How to use Visual Merchandising to Maximise Sales
How to use visual merchandising to maximise sales will be influenced by your business philosophy and strategy. While visual merchandising (VM) can be engaging, it can add costs that may not result in a measurable gain in sales. It can also take up valuable space that could be used for income generating product. As a result, utilising VM that can be sold, is a sound way to enhance sales per square metre without detracting from your displays.
Most VM can be reordered or purchased again. If you are able to purchase at wholesale prices, it can be an invaluable method of testing whether your market wants that product. When someone enters your store wanting to know how much a piece you are using for VM is, have a retail price on it. If they really want it and are prepared to buy it there and then, take the money and reorder it. Or reorder for them (once paid), leaving your VM in place.
Examples of How to Use Visual Merchandising to Maximise Sales
1. Selling vases? You can use artificial flowers to enhance the look & provide some parity for the customer.
2. Selling a winter coat? Use a scarf to complement.
3. Selling business shirts? Add a tie to the display.
4. Selling a coffee table? Sell the table runner, coasters or bowl that complement the look.
5. For Fondue sets & fountains, why not sell the chocolate (www.chocolatefountain.com.au/chocolate-for-chocolate-fountains).
6. With Fruit bowls use artificial fruit ( they always look fresh & they are often used in open houses to enhance the appearance).
7. Cookware? Use stainless steel cleaner & Euroscrubby (for non-stick cookware www.euroscrubby.com/) & trivets.
8. Knives? Merchandise with an appropriate chopping board to minimise impact on the knife.
9. Chopping Boards? Merchandise with Natural Mineral Oil that stops the board from drying out (www.totallybamboo.com/products/revitalizing-oil).
10. Servingware? Use artificial food to enhance the look of some pieces.

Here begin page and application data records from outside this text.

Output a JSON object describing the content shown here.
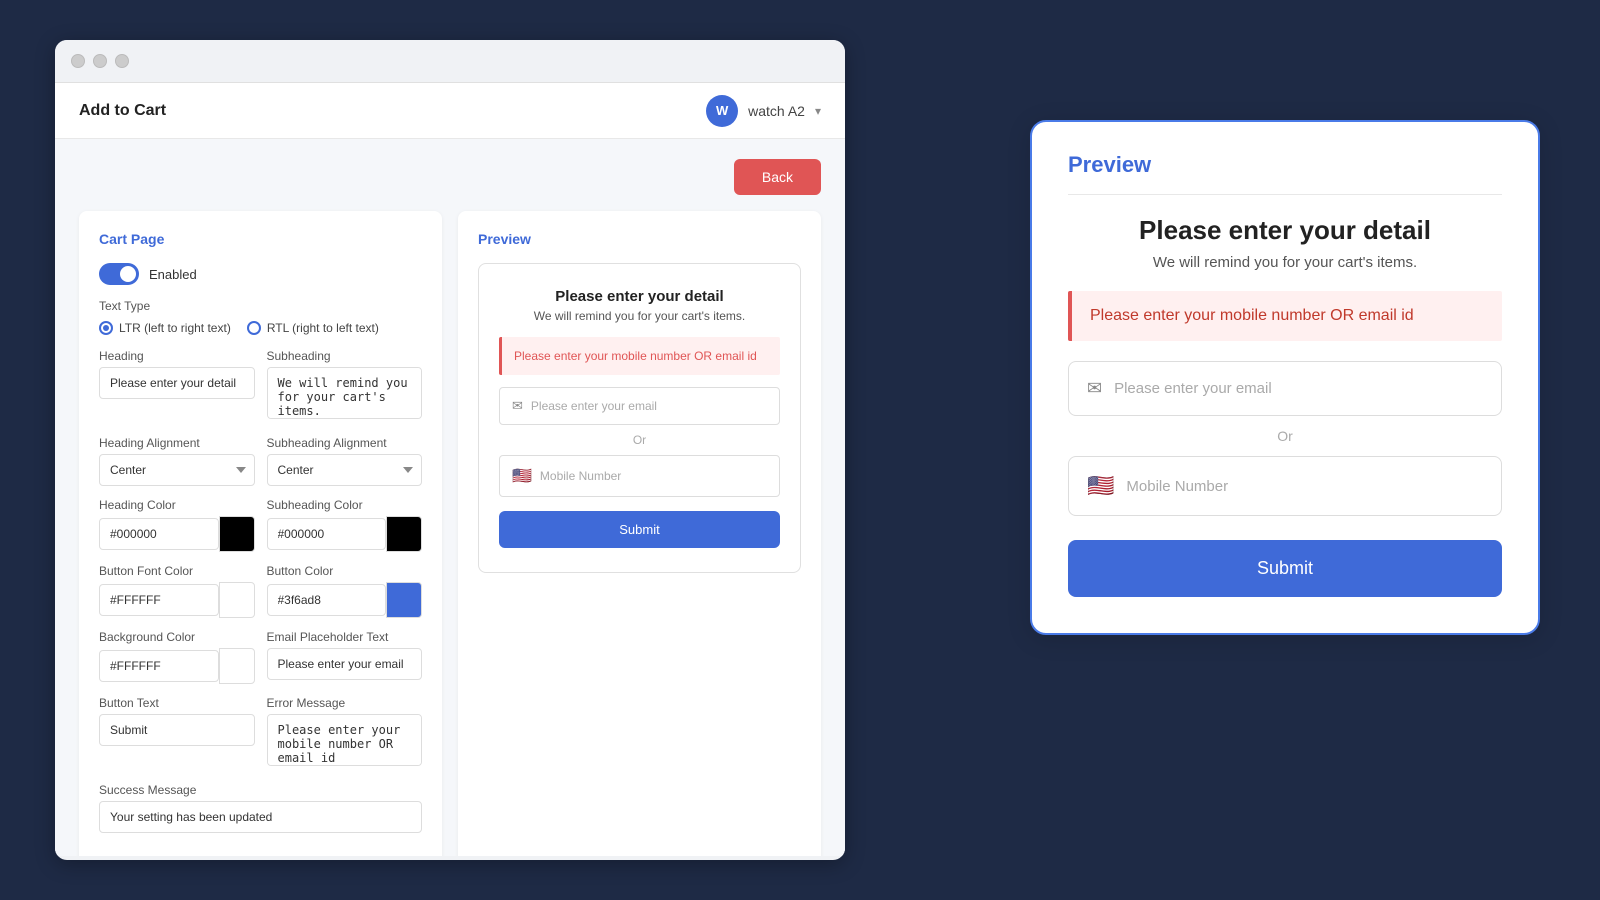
{
  "browser": {
    "dots": [
      "dot1",
      "dot2",
      "dot3"
    ]
  },
  "header": {
    "title": "Add to Cart",
    "avatar_letter": "W",
    "watch_label": "watch A2",
    "chevron": "▾"
  },
  "toolbar": {
    "back_label": "Back"
  },
  "cart_page": {
    "panel_title": "Cart Page",
    "enabled_label": "Enabled",
    "text_type_label": "Text Type",
    "ltr_label": "LTR (left to right text)",
    "rtl_label": "RTL (right to left text)",
    "heading_label": "Heading",
    "heading_value": "Please enter your detail",
    "subheading_label": "Subheading",
    "subheading_value": "We will remind you for your cart's items.",
    "heading_alignment_label": "Heading Alignment",
    "heading_alignment_value": "Center",
    "subheading_alignment_label": "Subheading Alignment",
    "subheading_alignment_value": "Center",
    "heading_color_label": "Heading Color",
    "heading_color_value": "#000000",
    "heading_color_swatch": "#000000",
    "subheading_color_label": "Subheading Color",
    "subheading_color_value": "#000000",
    "subheading_color_swatch": "#000000",
    "button_font_color_label": "Button Font Color",
    "button_font_color_value": "#FFFFFF",
    "button_color_label": "Button Color",
    "button_color_value": "#3f6ad8",
    "button_color_swatch": "#3f6ad8",
    "bg_color_label": "Background Color",
    "bg_color_value": "#FFFFFF",
    "email_placeholder_label": "Email Placeholder Text",
    "email_placeholder_value": "Please enter your email",
    "button_text_label": "Button Text",
    "button_text_value": "Submit",
    "error_message_label": "Error Message",
    "error_message_value": "Please enter your mobile number OR email id",
    "success_message_label": "Success Message",
    "success_message_value": "Your setting has been updated"
  },
  "preview_middle": {
    "panel_title": "Preview",
    "heading": "Please enter your detail",
    "subheading": "We will remind you for your cart's items.",
    "error_text": "Please enter your mobile number OR email id",
    "email_placeholder": "Please enter your email",
    "or_text": "Or",
    "phone_placeholder": "Mobile Number",
    "submit_label": "Submit"
  },
  "preview_large": {
    "title": "Preview",
    "heading": "Please enter your detail",
    "subheading": "We will remind you for your cart's items.",
    "error_text": "Please enter your mobile number OR email id",
    "email_placeholder": "Please enter your email",
    "or_text": "Or",
    "phone_placeholder": "Mobile Number",
    "submit_label": "Submit"
  }
}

Each of these examples allow VM to enhance the aesthetic and engage the audience. Therefore it creates potential to increase sales. Each piece has a Lead Role and a Co-Star. Both can receive accolades without detracting from the other.
Christmas Visual Merchandising
I once purchased a Christmas Tree with a train & track that circled the base to use as visual merchandising. Originally I purchased just one for $250 and put a $539.99 on it as a retail price.
It was a great feature piece that could also play Christmas carols while the train circled the tree. Within 2 days I had a customer interested and sold it. I reordered it and sold it again before Christmas.
In this case, I didn’t mind whether it sold or not, because I could order it again for next Christmas. But it generated good dollars at good margin that I may not have derived from other product.
This lesson also allowed me to increase my order for the following Christmas, confident that there was a market for the product.
On another occasion, I placed a significant order for artificial flowers to decorate my store. One of my employees, used a large vase and produced a magnificent floral display. Whilst the intent was to sell the flowers in smaller bunches, there was 60 pieces in the vase. One customer was enamored with the display and took the lot.
At this time, I hadn’t been selling artificial flowers, however this indicated there was a market in my customer base for it. They didn’t take up much room and could be used effectively as both merchandise and visual merchandising.
Visual Merchandising Placement
The critical placement of such complementary visual merchandising enhances sales potential. When the VM tools are saleable they contribute to the greater good of the store. In these cases, the best VM is the VM you can sell.
Whilst rent will likely double in the space of ten years, sales & profit are unlikely to experience such growth. Creativity & adaptation become extremely important. As a result, using visual merchandising to engage your customers is imperative.by